And, just as assuredly, immigrants in our country do not enjoy any of those privileges.
And that has everything to do with those who hold power in our country. And it has everything to do with the forces of racism and xenophobia that have allowed those people to come to power.
It’s our job as Jews to protect Jewish bodies, to insist on physical safety for Jews — whether or not it makes some non-Jews uncomfortable.
But it’s also our job to protect Jewish souls, to insist that Jews stand up for our spiritual mission to advocate for the poor and the immigrant, to stand up to the privileged and powerful — whether or not it makes some Jews uncomfortable.
The reminder this week comes from the most unlikely of sources. A non-Jewish prophet who talks to a donkey.
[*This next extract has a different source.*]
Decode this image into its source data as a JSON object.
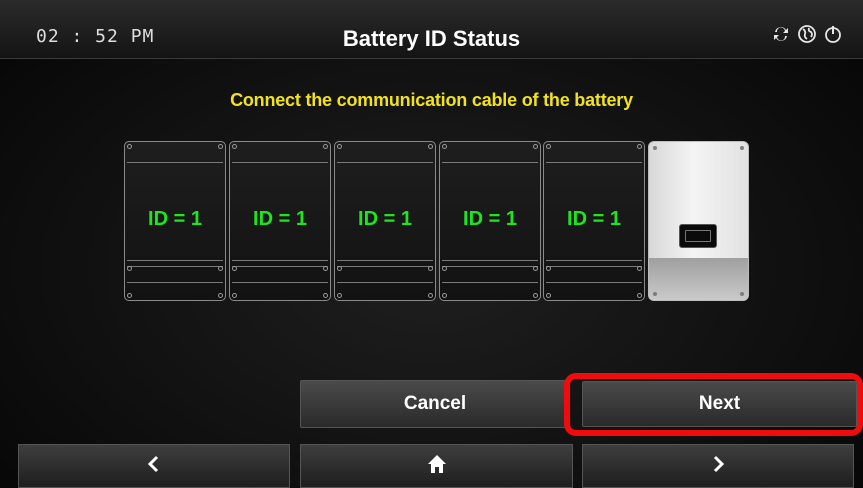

But Bilaam, unwittingly, becomes a model for all other prophets — speaking poetry in defiance of the mightiest of kings.
It is not why Balak hired him.
To Balak the xenophobe, it is not polite.
In the context of a culture of hate, it is not civil.
Rather, it is a bold blessing upon all the Israelite tents that they are beautiful and holy and sacred — a blessing so bold that it reverberates to us here, now, so bold that we say it every morning in our morning davvening.
Is that not the job of religion? To declare all homes holy? Is it not the job of religion to take note of the forgotten and forsaken?
Is it not the job of Judaism to turn their curses into blessings?
Since Balaam was a non-Jewish prophet, I’ll close with a teaching from another non-Jew — Reverend Amy Lunde-Whitler.
Reverend Amy sat with our colleagues and me yesterday, as we all discussed Jews and justice, Jesus and Moses, religion and redemption.
As religious leaders, Amy said, “It’s not our job to be ‘nice,’” She continued, “It’s our job to shine the light of God in the world.”
May this house shine that light throughout Acton, throughout Boxborough, throughout all the world.
And may all God’s children live in tents of blessing, in spaces of sanctuary, in houses of safety and sweetness and love.